The Union government has sanctioned Rs 440 crore for development of the drainage system in four cities of Bihar —Begusarai, Buxar, Hajipur and Munger. Besides, 19 cities and towns on the banks of Ganga in Bihar will be developed. For this, the Union government has sanctioned Rs 3,100 crore. The project would be funded by World Bank.

Meanwhile, the union finance ministry and Planning Commission have cleared Patna's 40km Ganga driveway project, which will cost Rs 2,400 crore. As part of its first phase, the Ganga driveway will cover a distance of 21.5km, from Digha to Deedarganj, and the second phase will take the driveway as far as Fatuha, a distance of 18km from Deedarganj. A significant part of the driveway, about 7km long, will run on an elevated platform. The plan is to beautify the entire stretch with greenery and other civic amenities. The project forms an integral part of the vision 2021 document for the state. The 21.5km Ganga Path, to come up at Patna by June 2015, will be one of the country's biggest public-private-partnership projects.

The proposed Ganga Path will have a pan-Bihar significance. It will be an arterial route for those using five national highways connected to Patna. It is estimated that the driveway, once ready, will be used by about 14,000 vehicles using the national highways every day, and take at least 30% off the city's traffic load. It will become a key link in the journey to Nepal in the north and to Haldia/Paradip ports in the east.

Along the driveway from Digha to Deedarganj will be two major bridges connecting Patna to the educational and industrial hubs of Hajipur and Muzaffarpur. One of them, towards the western end at Digha, will be completed by this year end. The other one, Mahatma Gandhi Setu near the eastern end, is already in place.

Six construction companies, including Gammon, Nagarjun and Reliance, have shown interest in constructing the proposed 40-km driveway along the banks of the Ganga river at Patna, modelled on Mumbai's Marine Drive, said an official of the Bihar State Road Development Corporation. The Corporation, in November, will select one of the six leading construction companies that it has shortlisted. The government has reportedly a deal with Transparency International to ensure transparency in the bidding process, the official added.

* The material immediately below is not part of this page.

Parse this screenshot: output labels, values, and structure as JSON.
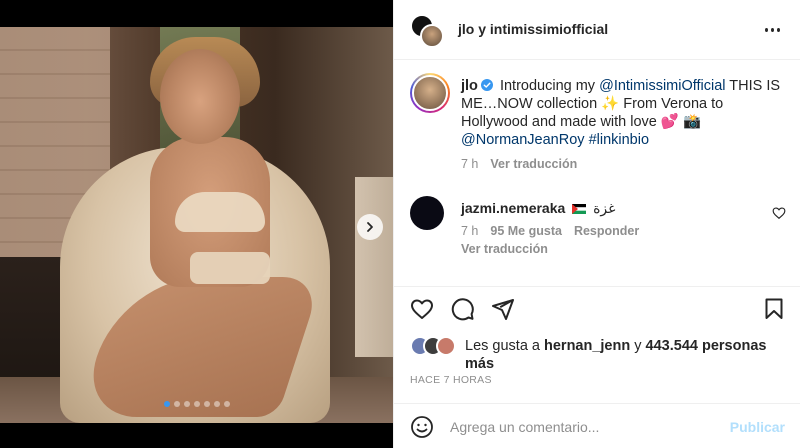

Appreciating the recent efforts of the Central as well as state government for beautifying the Ganga river front in and around the city, National Ganga River Basin Authority member and Central University of Bihar (CUB)'s environmental science department head, Ravindra Kumar Sinha, expressed his concern over the increasing pollution level in the river. Reducing the flow of water in the river, ever-increasing siltation, dumping of solid wastes and encroachment on river bed by private parties for construction purposes have all been proving disastrous for the health of the river. If the present trend continues, the Ganga may become dry one day. He pleaded for the protection of all the wetlands in the Ganga basin for saving the river.

A joint study conducted by Environmental Biology Laboratory of Patna University, Environment Conservation Department of Ehime University, Japan, and Institute for Environmental Technology of Michigan University, USA, has revealed the presence of polychlorinated biphenyls (PCBs) and organochlorine pesticide (like DDT) residues in very high concentration in sediment and fishes in the Ganga at various locations. The survival of flora and fauna, including dolphins, is at stake owing to the increasing concentration of these toxic substances.

Sinha pleaded for protecting the dolphins, which are supposed to be an indicator of the purity of river water. The chief minister recently agreed to a proposal for setting up a dolphin research centre in Patna University, he said.

PU geology department has recently joined an ambitious Ganga River Basin Management Plan launched by the Union ministry of environment and forest. Being a part of fluvial geomorphology group of the plan, the department is preparing a geomorphic map of the river based on remote sensing and GIS tools with a view to analysing the channel morphology and flood plain modifications, said principal investigator Ramesh Shukla.

B K Mishra,
June 25, 2012

No comments: